American hospitals and physicians are facing an unprecedented shortage of commonly used drugs. President Obama announced his support for legislation to address this problem by requiring drug makers to notify the Food and Drug Administration (FDA) of possible shortages six months in advance. He also signed an executive order directing the FDA to streamline the process of approving changes to production lines and giving the Justice Department authority to investigate alleged price gouging. However, these steps will not fix the drug shortage problem and could even make it worse, says Devon Herrick, a senior fellow with the National Center for Policy Analysis.
The number of newly reported drug shortages has been growing:
- There were 74 newly reported drug shortages in 2005.
- The number dipped slightly to 70 in 2006, then rose to 129 in 2007, 149 in 2008, 166 in 2009, and 211 in 2010.
- In mid-2011 there were about 246 shortages.
Hospitals have responded in a variety of ways, including delaying treatment, giving patients less effective drugs and providing a different course of treatment than the one recommended.
About half of the shortages of injectable drugs are due to production problems. The FDA has stepped up its efforts to ensure that drug manufacturing processes and facilities meet its quality standards by instituting a "zero tolerance" policy. As a result, if a shortage develops because the FDA shuts down a competitor's plant, a manufacturer must seek FDA approval to increase output and alter its production timetable, slowing down production.
Medicare Part B price controls and the little known federal 340B drug rebate program also contribute to shortages.

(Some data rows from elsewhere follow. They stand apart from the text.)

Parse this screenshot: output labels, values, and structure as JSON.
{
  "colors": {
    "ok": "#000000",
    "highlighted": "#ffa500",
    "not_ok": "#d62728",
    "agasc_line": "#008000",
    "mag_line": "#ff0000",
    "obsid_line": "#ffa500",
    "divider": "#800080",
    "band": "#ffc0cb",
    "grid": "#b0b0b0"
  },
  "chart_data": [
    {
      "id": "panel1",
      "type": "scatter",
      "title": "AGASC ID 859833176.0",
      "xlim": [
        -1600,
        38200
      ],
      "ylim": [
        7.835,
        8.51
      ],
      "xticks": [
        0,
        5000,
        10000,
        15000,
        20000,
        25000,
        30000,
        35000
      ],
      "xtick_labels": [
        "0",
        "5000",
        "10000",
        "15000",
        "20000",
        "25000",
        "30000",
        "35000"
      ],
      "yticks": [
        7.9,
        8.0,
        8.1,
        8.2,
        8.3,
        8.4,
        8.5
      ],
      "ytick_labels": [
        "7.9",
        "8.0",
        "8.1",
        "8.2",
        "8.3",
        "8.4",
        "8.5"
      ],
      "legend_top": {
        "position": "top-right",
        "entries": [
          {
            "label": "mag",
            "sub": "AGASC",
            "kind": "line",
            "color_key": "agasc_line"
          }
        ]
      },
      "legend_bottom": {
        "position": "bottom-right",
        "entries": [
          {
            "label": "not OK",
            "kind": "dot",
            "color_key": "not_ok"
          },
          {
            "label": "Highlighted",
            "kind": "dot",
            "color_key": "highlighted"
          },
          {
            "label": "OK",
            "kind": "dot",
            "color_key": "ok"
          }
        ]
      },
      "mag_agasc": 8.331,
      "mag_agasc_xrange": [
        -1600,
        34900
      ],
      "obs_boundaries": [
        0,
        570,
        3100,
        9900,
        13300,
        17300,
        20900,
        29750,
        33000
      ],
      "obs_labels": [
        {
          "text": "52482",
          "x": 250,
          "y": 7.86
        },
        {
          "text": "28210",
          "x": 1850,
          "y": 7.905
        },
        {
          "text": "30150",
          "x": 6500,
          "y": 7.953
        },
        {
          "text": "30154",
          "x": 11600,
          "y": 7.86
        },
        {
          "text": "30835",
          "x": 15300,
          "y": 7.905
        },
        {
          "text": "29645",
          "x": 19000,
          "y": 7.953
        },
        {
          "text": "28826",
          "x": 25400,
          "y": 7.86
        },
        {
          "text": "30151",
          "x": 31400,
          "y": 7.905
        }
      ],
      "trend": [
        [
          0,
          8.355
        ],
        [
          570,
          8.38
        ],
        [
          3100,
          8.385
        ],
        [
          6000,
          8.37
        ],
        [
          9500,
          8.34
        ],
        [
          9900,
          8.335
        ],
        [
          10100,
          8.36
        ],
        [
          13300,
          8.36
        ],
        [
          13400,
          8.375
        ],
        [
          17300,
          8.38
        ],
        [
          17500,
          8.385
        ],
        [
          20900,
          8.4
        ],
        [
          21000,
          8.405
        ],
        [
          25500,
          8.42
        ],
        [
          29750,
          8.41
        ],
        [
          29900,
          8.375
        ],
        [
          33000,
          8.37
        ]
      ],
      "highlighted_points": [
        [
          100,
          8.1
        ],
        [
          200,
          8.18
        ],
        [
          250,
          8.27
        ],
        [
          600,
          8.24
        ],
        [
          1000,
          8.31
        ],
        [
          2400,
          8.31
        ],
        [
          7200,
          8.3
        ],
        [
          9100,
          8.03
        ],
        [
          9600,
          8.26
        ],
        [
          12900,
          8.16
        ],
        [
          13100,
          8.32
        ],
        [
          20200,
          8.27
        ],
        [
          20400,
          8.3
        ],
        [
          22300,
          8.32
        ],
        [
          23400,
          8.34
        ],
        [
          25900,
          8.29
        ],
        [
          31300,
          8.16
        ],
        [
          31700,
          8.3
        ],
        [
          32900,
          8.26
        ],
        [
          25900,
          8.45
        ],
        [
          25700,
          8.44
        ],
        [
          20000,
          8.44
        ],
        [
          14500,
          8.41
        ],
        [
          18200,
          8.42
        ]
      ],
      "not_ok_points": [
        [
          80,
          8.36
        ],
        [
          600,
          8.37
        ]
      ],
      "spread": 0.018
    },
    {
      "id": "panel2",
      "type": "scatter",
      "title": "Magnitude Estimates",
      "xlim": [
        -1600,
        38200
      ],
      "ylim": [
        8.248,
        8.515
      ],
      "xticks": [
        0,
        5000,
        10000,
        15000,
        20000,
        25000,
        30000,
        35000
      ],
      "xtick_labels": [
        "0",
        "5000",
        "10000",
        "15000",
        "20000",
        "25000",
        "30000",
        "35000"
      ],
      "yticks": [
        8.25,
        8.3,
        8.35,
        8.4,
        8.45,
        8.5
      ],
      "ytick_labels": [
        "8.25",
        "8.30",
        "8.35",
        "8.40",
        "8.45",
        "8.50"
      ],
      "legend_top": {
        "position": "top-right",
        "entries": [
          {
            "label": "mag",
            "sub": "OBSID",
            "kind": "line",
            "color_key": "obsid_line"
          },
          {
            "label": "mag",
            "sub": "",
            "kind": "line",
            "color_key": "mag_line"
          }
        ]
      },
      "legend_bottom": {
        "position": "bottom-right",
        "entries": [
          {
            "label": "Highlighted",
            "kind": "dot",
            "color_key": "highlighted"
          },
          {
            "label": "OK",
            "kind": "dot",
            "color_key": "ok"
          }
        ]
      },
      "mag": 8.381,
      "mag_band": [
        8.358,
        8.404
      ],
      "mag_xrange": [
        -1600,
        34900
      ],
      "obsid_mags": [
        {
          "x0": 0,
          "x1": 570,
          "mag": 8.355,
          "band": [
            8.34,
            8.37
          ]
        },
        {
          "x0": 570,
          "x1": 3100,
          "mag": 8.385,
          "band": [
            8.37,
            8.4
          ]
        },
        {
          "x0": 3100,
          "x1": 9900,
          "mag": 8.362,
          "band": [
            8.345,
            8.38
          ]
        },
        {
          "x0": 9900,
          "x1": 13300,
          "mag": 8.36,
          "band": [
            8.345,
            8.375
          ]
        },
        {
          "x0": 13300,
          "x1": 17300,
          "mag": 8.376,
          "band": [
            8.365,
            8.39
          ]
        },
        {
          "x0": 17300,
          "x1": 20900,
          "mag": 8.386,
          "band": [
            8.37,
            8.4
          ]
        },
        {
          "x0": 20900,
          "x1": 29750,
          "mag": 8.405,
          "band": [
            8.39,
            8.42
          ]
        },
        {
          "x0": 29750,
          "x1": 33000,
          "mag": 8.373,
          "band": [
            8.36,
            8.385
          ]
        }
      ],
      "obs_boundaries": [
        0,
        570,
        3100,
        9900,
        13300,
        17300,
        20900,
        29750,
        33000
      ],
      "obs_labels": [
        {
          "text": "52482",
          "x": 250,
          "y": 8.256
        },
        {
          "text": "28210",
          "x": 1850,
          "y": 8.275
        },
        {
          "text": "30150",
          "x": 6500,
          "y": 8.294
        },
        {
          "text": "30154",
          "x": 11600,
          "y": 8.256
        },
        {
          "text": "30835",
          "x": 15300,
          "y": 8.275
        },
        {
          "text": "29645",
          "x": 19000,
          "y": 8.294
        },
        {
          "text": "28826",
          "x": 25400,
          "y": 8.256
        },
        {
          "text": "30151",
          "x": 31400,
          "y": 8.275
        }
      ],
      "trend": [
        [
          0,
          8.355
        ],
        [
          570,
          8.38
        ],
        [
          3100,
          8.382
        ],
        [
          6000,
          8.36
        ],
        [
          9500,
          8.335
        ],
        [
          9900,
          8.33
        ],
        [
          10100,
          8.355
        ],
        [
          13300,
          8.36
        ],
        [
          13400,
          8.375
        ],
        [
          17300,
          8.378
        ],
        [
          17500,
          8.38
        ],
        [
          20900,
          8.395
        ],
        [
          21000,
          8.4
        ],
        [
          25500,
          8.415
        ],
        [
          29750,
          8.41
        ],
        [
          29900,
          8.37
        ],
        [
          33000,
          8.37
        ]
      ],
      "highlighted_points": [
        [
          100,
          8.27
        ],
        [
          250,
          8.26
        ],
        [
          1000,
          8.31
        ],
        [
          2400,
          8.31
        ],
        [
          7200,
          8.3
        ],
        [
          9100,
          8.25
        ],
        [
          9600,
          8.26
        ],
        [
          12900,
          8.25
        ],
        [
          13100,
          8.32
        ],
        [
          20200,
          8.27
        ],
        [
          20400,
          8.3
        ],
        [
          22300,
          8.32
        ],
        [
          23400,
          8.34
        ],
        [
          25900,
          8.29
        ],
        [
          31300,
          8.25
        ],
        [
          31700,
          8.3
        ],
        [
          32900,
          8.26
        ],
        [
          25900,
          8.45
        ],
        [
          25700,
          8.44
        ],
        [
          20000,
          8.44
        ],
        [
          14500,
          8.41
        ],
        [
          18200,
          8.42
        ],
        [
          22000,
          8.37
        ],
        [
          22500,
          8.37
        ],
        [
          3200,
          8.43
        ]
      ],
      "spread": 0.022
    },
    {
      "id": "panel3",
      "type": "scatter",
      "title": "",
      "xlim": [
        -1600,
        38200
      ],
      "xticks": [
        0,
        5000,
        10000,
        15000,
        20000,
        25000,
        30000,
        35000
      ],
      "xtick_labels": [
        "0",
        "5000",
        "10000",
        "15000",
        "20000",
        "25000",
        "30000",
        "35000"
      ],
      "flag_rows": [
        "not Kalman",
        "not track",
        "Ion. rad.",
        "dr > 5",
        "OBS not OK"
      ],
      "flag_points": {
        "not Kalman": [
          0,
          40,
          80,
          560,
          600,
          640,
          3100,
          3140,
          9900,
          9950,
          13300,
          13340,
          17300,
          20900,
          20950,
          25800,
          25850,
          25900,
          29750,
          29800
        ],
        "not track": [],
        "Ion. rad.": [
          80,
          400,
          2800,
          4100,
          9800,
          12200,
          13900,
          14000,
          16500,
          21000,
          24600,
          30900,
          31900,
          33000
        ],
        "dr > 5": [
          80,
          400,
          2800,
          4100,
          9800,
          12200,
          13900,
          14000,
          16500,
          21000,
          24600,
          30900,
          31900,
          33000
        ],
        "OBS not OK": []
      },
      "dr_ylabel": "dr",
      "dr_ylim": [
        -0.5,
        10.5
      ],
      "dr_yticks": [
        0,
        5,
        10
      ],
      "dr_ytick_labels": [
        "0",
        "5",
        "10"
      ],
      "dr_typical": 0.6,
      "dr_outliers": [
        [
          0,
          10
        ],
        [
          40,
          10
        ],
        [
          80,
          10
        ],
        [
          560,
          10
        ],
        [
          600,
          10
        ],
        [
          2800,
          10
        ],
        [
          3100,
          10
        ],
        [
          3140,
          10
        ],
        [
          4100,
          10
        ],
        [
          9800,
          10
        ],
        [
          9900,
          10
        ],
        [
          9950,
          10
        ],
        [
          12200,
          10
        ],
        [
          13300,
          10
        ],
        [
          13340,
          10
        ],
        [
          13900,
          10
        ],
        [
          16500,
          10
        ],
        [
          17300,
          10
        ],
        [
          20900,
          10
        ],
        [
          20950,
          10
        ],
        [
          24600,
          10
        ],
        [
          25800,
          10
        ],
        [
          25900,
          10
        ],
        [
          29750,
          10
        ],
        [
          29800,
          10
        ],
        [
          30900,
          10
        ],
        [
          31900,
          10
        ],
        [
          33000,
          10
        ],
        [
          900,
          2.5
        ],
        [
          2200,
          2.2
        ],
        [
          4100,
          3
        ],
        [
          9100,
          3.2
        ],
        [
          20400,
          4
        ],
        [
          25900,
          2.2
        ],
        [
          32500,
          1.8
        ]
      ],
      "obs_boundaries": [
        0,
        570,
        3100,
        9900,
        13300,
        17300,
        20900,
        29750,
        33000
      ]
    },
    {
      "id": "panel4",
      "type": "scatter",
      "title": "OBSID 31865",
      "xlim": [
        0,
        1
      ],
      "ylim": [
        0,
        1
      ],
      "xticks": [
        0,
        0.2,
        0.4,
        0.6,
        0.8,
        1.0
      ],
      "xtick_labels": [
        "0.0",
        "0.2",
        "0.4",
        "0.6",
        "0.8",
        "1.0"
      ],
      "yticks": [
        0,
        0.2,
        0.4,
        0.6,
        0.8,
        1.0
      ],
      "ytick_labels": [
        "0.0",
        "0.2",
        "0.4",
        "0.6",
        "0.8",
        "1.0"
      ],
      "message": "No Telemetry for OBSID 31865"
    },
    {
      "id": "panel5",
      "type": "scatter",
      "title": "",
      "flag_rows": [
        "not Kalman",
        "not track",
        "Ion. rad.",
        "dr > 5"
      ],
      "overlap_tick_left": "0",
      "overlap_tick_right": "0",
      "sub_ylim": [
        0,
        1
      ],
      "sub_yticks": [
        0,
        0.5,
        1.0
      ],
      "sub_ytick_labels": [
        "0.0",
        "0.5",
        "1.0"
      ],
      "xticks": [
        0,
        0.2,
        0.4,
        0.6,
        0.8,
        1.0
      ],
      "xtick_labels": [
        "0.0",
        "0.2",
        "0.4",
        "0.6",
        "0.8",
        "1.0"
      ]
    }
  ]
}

Attempts to solve drug shortages with more regulations could actually worsen the problem. Indeed, expanding the number and type of companies required to provide advance notice of impending shortages would exacerbate shortages by encouraging hospitals to hoard drugs.
Ultimately, the only way to alleviate the drug shortage is to make generic drugs more profitable. In addition, Congress should reward new investments in the manufacturing process. Finally, regulation of production processes should be more flexible.
Source: Devon Herrick, "What to Do about Drug Shortages," National Center for Policy Analysis, December 13, 2011.